As such, in countries of European culture, at least, people look upon swears and curse words negatively. People who are trying to behave politely and kindly will avoid using them. People also consider them a more masculine than feminine style. Furthermore, their “bad press” is closely related to the assumption that people who use them have trouble controlling their feelings. Many believe that only people who can’t manage their emotions appropriately use them. Those who can, they argue, are much more sophisticated in their speech.

On the other hand, the use of swear words is especially taboo in big cities. That’s because the inhabitants of such cities consider them to be characteristic of the uncultured and unrefined. In other words, people who use them fit the stereotype of the man in a field who’s used to manual work rather than intellectual pursuits. Remember that people also call curses and swear words “vulgar language”.

A speech bubble with symbols representing curse words.

This stereotype is on wobbly legs. That’s because the use of curse words isn’t associated with the breadth of a person’s vocabulary. In fact, a study that Jay and Jay (2015) conducted discovered something that proved quite the opposite. They found that people who could produce a list of words on a common topic (for example, animals) were also good at cursing. In other words, they could also compose a relatively more extensive list of swears and curse words.

Beneficial effects of curse words

The beneficial effects of offensive words lie precisely in the fact that they break away from the norm. Thus, you might ask yourself what these supposed “benefits” are. Stephens et. al (2010) conducted a very interesting study on this issue. They divided volunteers into two groups. Then, they asked both groups to submerge their hands in icy cold water. After that, each person in the group had to try to keep their hands there for as long as possible.

The only variable between the two groups was that one of them could use swear words. The other could only say neutral words during the experiment. Do you know what happened? The group the researchers allowed to use curse words lasted almost twice as long as the control (neutral words) group.

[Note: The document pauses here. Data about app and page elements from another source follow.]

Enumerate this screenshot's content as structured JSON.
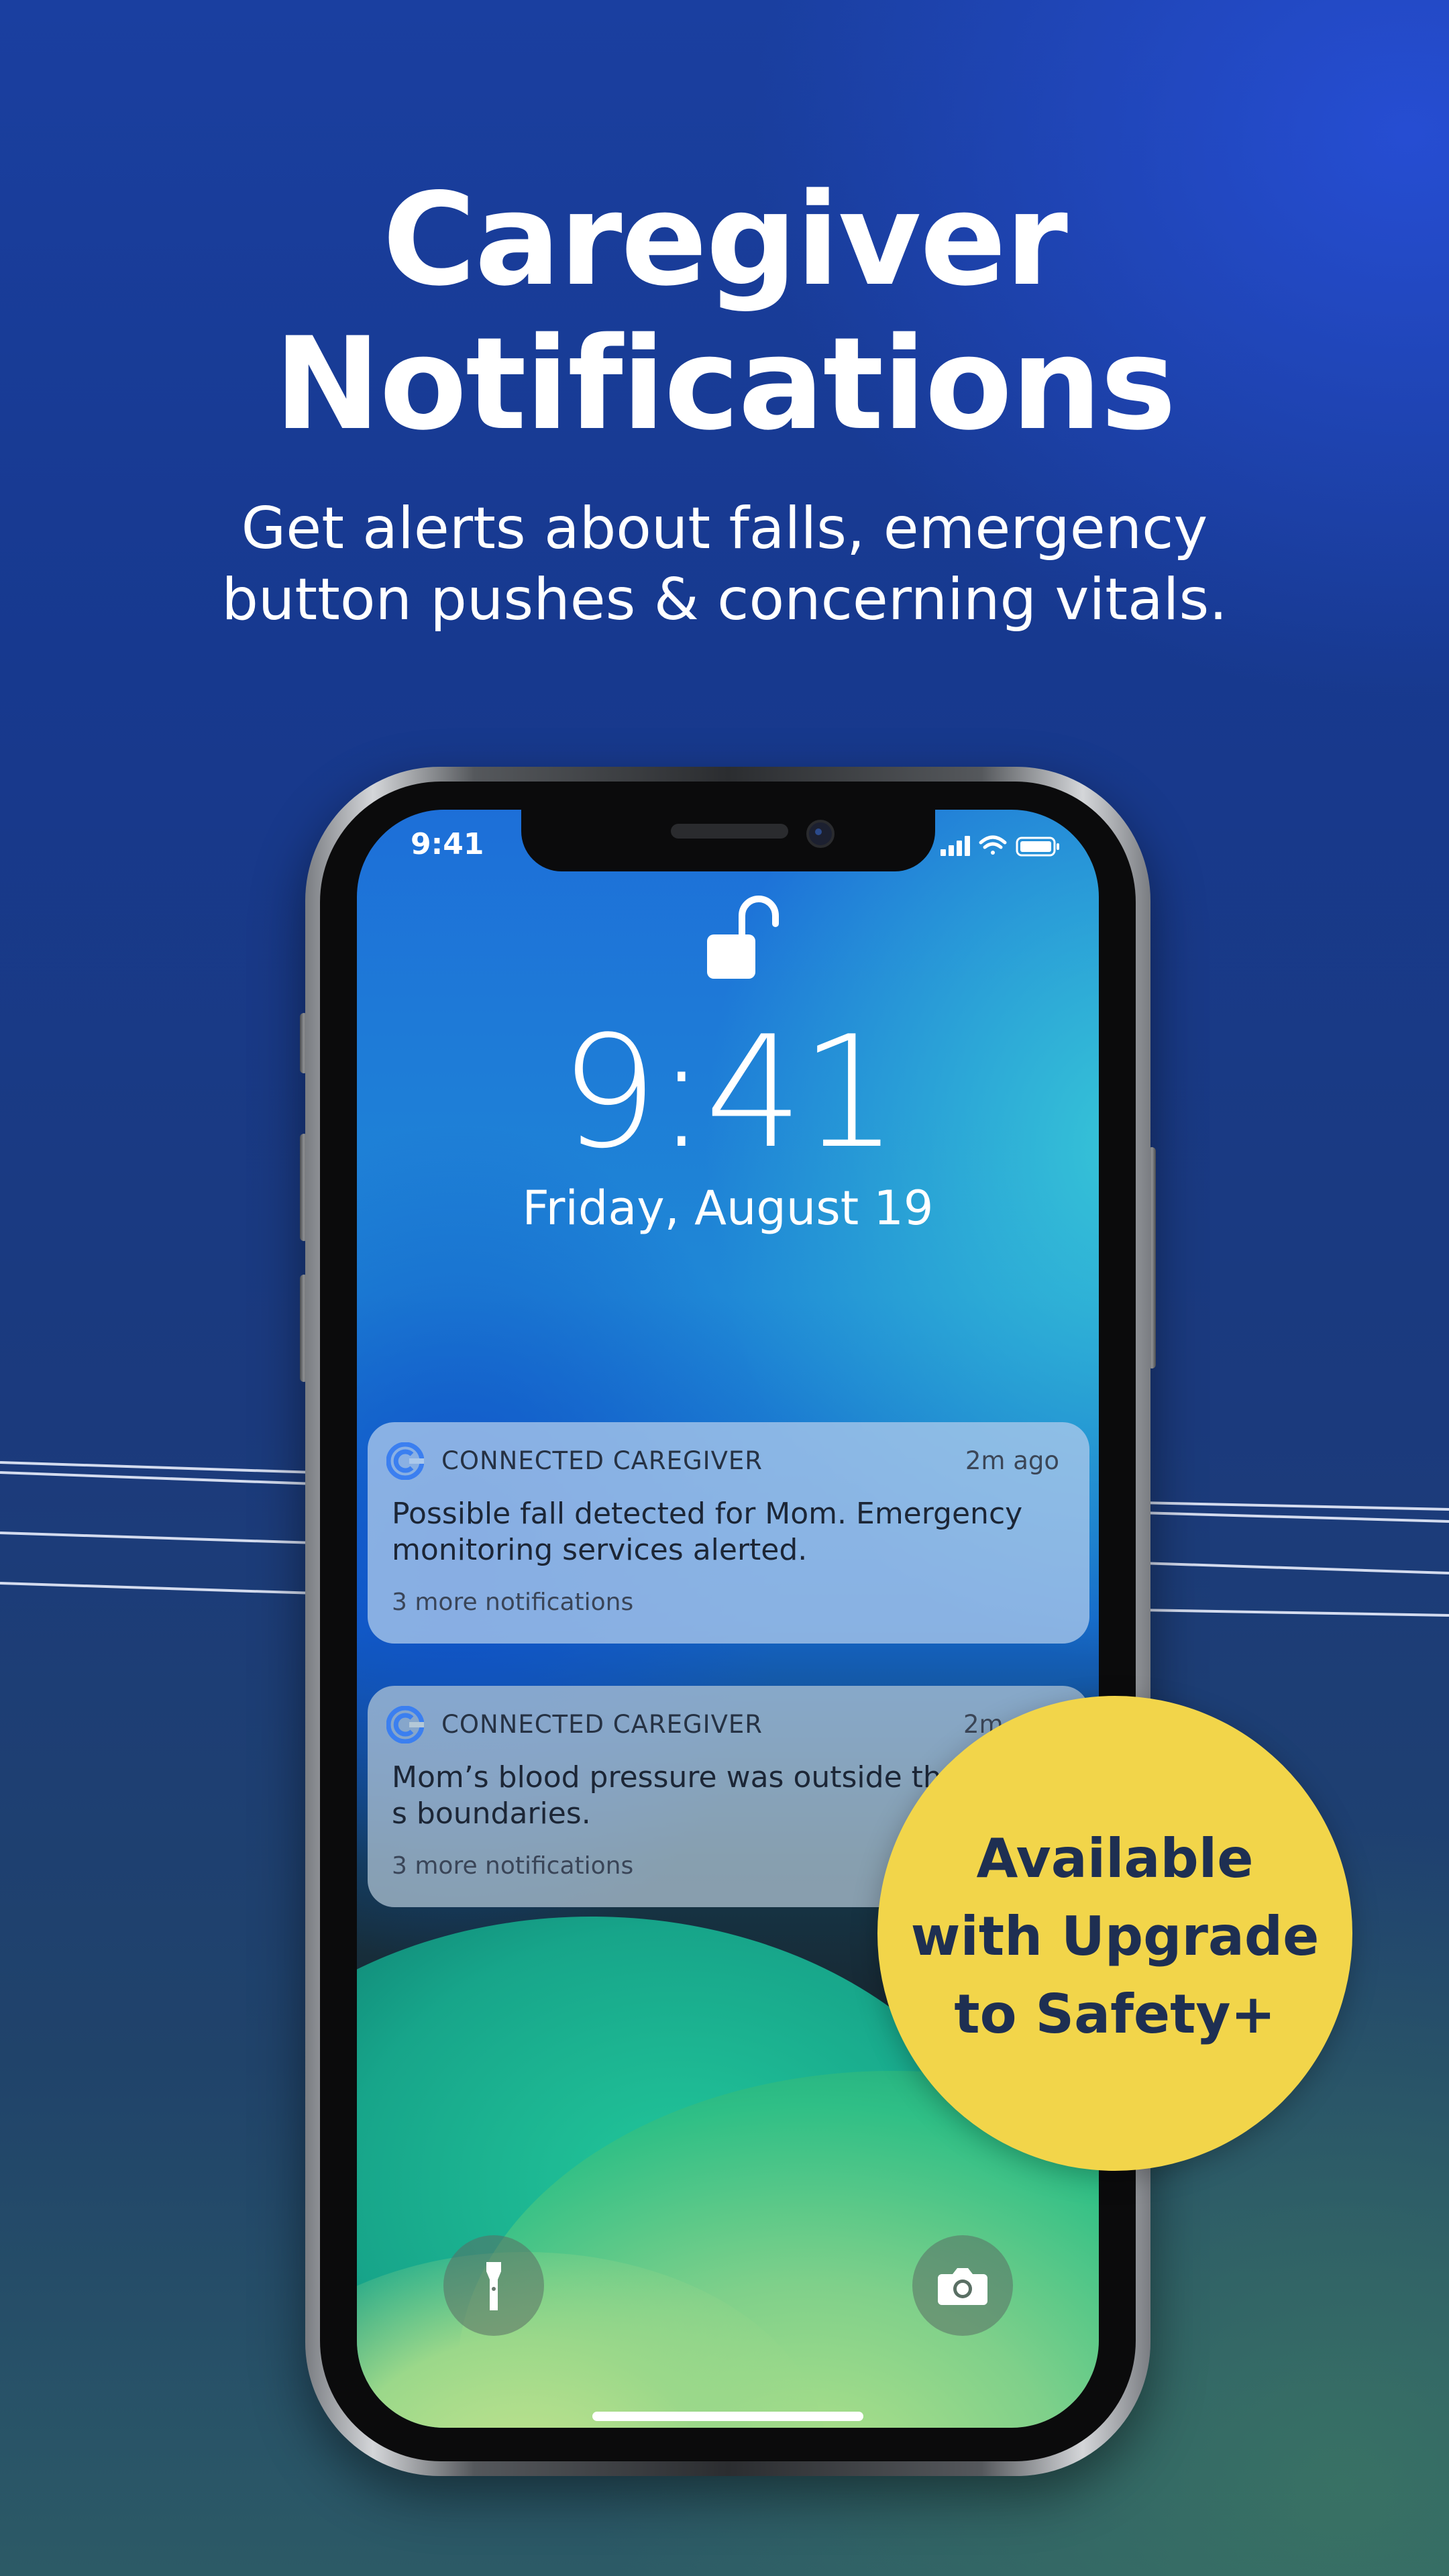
{
  "headline": {
    "line1": "Caregiver",
    "line2": "Notifications"
  },
  "subhead": {
    "line1": "Get alerts about falls, emergency",
    "line2": "button pushes & concerning vitals."
  },
  "phone": {
    "status_time": "9:41",
    "lock_time": "9:41",
    "lock_date": "Friday, August 19"
  },
  "notifications": [
    {
      "app": "CONNECTED CAREGIVER",
      "time": "2m ago",
      "body": "Possible fall detected for Mom. Emergency monitoring services alerted.",
      "more": "3 more notifications"
    },
    {
      "app": "CONNECTED CAREGIVER",
      "time": "2m",
      "body": "Mom’s blood pressure was outside the s boundaries.",
      "more": "3 more notifications"
    }
  ],
  "badge": {
    "line1": "Available",
    "line2": "with Upgrade",
    "line3": "to Safety+"
  },
  "colors": {
    "badge": "#f2d54a",
    "badge_text": "#1e2f52",
    "app_icon": "#3b7ff0"
  },
  "icons": [
    "lock-open-icon",
    "flashlight-icon",
    "camera-icon",
    "signal-icon",
    "wifi-icon",
    "battery-icon",
    "app-logo-icon"
  ]
}
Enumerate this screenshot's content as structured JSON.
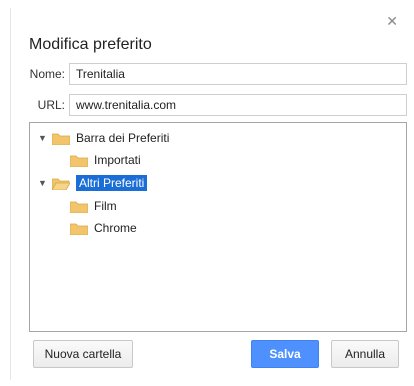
{
  "dialog": {
    "title": "Modifica preferito",
    "close_icon": "close-icon"
  },
  "fields": {
    "name_label": "Nome:",
    "name_value": "Trenitalia",
    "url_label": "URL:",
    "url_value": "www.trenitalia.com"
  },
  "tree": {
    "items": [
      {
        "label": "Barra dei Preferiti",
        "expanded": true,
        "selected": false
      },
      {
        "label": "Importati",
        "selected": false
      },
      {
        "label": "Altri Preferiti",
        "expanded": true,
        "selected": true
      },
      {
        "label": "Film",
        "selected": false
      },
      {
        "label": "Chrome",
        "selected": false
      }
    ]
  },
  "buttons": {
    "new_folder": "Nuova cartella",
    "save": "Salva",
    "cancel": "Annulla"
  },
  "colors": {
    "selection": "#1b6ed6",
    "primary_button": "#4d90fe",
    "folder": "#f2c56c"
  }
}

Yes, that’s right – twice as long. However, it’s worth noting that it seems people should use this analgesic effect in moderation.

These results agree with the hypothesis that the effect is related to a break from norms. Thus, breaking away from the norm many times would make it less of a norm. As such, your excitement at doing it would eventually die down.

Two stick figures arguing with each other.

Another piece of data that fits in with this theory is that expressing swear words makes you more excited when you do it in your mother tongue. They determined this by measuring the skin’s galvanic response. It matches the hypothesis because you can safely assume that your mother culture, just as your mother language, are more internalized inside you. In other words, it’s the place where you can find the “rawest” part of yourself.

Artículo de referencia

Cognitiva, C. (n.d.). Palabrotas, tacos y juramentos: La ciencia del lenguaje tabú | Ciencia Cognitiva. Retrieved October 12, 2018, from http://www.cienciacognitiva.org/?p=1703

Bibliografía

Jay, K. L., y Jay, T. B. (2015). Taboo word fluency and knowledge of slurs and general pejoratives:
Deconstructing the poverty-of-vocabulary myth. Language Sciences, 52, 251-259.

Stephens, R., y Umland, C. (2011). Swearing as a response to pain: Effect of daily swearing frequency. Journal of Pain, 12, 1274–1281.